Website and app data records:
________
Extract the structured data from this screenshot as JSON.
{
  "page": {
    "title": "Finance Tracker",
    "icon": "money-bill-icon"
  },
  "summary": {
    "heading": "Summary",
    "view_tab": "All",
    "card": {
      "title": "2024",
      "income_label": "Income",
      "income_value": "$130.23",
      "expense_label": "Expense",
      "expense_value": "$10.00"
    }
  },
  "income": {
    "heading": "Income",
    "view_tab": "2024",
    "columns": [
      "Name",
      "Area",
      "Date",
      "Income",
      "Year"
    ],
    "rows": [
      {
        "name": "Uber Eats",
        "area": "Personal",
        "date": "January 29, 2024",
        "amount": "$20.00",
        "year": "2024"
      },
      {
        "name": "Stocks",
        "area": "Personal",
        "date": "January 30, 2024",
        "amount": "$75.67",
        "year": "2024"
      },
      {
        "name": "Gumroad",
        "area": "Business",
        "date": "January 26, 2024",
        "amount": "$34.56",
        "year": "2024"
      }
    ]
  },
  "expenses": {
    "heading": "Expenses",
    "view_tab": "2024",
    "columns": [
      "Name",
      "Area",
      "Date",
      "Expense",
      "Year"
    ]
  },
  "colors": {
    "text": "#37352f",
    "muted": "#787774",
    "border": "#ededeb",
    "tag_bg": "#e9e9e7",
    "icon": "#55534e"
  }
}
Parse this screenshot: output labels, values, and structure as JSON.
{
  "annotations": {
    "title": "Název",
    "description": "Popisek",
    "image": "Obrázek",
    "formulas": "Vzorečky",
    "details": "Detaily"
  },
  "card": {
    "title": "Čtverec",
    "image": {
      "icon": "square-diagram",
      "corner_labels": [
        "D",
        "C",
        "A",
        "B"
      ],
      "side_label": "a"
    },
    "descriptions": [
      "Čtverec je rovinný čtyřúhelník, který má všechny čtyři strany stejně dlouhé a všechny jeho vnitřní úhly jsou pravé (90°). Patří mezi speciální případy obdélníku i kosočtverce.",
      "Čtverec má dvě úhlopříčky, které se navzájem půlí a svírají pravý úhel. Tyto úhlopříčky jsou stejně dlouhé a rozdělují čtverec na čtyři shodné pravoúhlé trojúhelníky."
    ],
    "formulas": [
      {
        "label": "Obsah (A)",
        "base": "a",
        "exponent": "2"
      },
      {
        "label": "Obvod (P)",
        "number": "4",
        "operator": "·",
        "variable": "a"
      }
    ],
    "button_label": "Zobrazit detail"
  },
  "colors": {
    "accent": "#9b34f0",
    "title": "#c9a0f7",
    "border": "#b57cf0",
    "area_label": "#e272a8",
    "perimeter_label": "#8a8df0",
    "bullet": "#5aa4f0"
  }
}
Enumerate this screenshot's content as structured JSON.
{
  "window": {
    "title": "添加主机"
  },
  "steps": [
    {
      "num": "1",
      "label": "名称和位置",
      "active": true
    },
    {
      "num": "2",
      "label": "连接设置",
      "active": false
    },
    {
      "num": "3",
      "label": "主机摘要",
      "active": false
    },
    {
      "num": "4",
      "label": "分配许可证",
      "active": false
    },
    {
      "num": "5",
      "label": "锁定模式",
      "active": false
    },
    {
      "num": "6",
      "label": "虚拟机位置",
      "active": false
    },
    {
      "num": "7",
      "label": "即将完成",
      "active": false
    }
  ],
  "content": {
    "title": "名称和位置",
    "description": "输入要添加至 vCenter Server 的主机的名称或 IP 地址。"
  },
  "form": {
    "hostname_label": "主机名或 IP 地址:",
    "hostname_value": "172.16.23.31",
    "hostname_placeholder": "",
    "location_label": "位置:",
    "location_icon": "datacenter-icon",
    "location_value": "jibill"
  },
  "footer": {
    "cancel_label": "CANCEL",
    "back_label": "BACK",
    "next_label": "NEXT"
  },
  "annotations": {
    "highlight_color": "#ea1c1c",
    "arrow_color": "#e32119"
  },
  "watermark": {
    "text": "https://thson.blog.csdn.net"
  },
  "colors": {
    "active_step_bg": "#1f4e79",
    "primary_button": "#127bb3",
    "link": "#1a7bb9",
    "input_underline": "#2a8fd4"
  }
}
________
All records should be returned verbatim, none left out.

Final answer:
Extract the structured data from this screenshot as JSON.
{
  "page": {
    "title": "Finance Tracker",
    "icon": "money-bill-icon"
  },
  "summary": {
    "heading": "Summary",
    "view_tab": "All",
    "card": {
      "title": "2024",
      "income_label": "Income",
      "income_value": "$130.23",
      "expense_label": "Expense",
      "expense_value": "$10.00"
    }
  },
  "income": {
    "heading": "Income",
    "view_tab": "2024",
    "columns": [
      "Name",
      "Area",
      "Date",
      "Income",
      "Year"
    ],
    "rows": [
      {
        "name": "Uber Eats",
        "area": "Personal",
        "date": "January 29, 2024",
        "amount": "$20.00",
        "year": "2024"
      },
      {
        "name": "Stocks",
        "area": "Personal",
        "date": "January 30, 2024",
        "amount": "$75.67",
        "year": "2024"
      },
      {
        "name": "Gumroad",
        "area": "Business",
        "date": "January 26, 2024",
        "amount": "$34.56",
        "year": "2024"
      }
    ]
  },
  "expenses": {
    "heading": "Expenses",
    "view_tab": "2024",
    "columns": [
      "Name",
      "Area",
      "Date",
      "Expense",
      "Year"
    ]
  },
  "colors": {
    "text": "#37352f",
    "muted": "#787774",
    "border": "#ededeb",
    "tag_bg": "#e9e9e7",
    "icon": "#55534e"
  }
}
Parse this screenshot: output labels, values, and structure as JSON.
{
  "annotations": {
    "title": "Název",
    "description": "Popisek",
    "image": "Obrázek",
    "formulas": "Vzorečky",
    "details": "Detaily"
  },
  "card": {
    "title": "Čtverec",
    "image": {
      "icon": "square-diagram",
      "corner_labels": [
        "D",
        "C",
        "A",
        "B"
      ],
      "side_label": "a"
    },
    "descriptions": [
      "Čtverec je rovinný čtyřúhelník, který má všechny čtyři strany stejně dlouhé a všechny jeho vnitřní úhly jsou pravé (90°). Patří mezi speciální případy obdélníku i kosočtverce.",
      "Čtverec má dvě úhlopříčky, které se navzájem půlí a svírají pravý úhel. Tyto úhlopříčky jsou stejně dlouhé a rozdělují čtverec na čtyři shodné pravoúhlé trojúhelníky."
    ],
    "formulas": [
      {
        "label": "Obsah (A)",
        "base": "a",
        "exponent": "2"
      },
      {
        "label": "Obvod (P)",
        "number": "4",
        "operator": "·",
        "variable": "a"
      }
    ],
    "button_label": "Zobrazit detail"
  },
  "colors": {
    "accent": "#9b34f0",
    "title": "#c9a0f7",
    "border": "#b57cf0",
    "area_label": "#e272a8",
    "perimeter_label": "#8a8df0",
    "bullet": "#5aa4f0"
  }
}
Enumerate this screenshot's content as structured JSON.
{
  "window": {
    "title": "添加主机"
  },
  "steps": [
    {
      "num": "1",
      "label": "名称和位置",
      "active": true
    },
    {
      "num": "2",
      "label": "连接设置",
      "active": false
    },
    {
      "num": "3",
      "label": "主机摘要",
      "active": false
    },
    {
      "num": "4",
      "label": "分配许可证",
      "active": false
    },
    {
      "num": "5",
      "label": "锁定模式",
      "active": false
    },
    {
      "num": "6",
      "label": "虚拟机位置",
      "active": false
    },
    {
      "num": "7",
      "label": "即将完成",
      "active": false
    }
  ],
  "content": {
    "title": "名称和位置",
    "description": "输入要添加至 vCenter Server 的主机的名称或 IP 地址。"
  },
  "form": {
    "hostname_label": "主机名或 IP 地址:",
    "hostname_value": "172.16.23.31",
    "hostname_placeholder": "",
    "location_label": "位置:",
    "location_icon": "datacenter-icon",
    "location_value": "jibill"
  },
  "footer": {
    "cancel_label": "CANCEL",
    "back_label": "BACK",
    "next_label": "NEXT"
  },
  "annotations": {
    "highlight_color": "#ea1c1c",
    "arrow_color": "#e32119"
  },
  "watermark": {
    "text": "https://thson.blog.csdn.net"
  },
  "colors": {
    "active_step_bg": "#1f4e79",
    "primary_button": "#127bb3",
    "link": "#1a7bb9",
    "input_underline": "#2a8fd4"
  }
}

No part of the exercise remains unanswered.